--- WORK INSTRUCTION ---
Every entry that follows should be output again, word for word.

--- PROVIDED DATA ---
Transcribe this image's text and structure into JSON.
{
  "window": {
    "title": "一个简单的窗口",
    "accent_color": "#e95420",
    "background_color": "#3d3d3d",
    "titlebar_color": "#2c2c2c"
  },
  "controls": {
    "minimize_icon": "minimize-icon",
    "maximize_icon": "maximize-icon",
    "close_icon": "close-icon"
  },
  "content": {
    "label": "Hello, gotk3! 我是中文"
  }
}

--- TASK ANSWER ---
Transcribe this image's text and structure into JSON.
{
  "window": {
    "title": "一个简单的窗口",
    "accent_color": "#e95420",
    "background_color": "#3d3d3d",
    "titlebar_color": "#2c2c2c"
  },
  "controls": {
    "minimize_icon": "minimize-icon",
    "maximize_icon": "maximize-icon",
    "close_icon": "close-icon"
  },
  "content": {
    "label": "Hello, gotk3! 我是中文"
  }
}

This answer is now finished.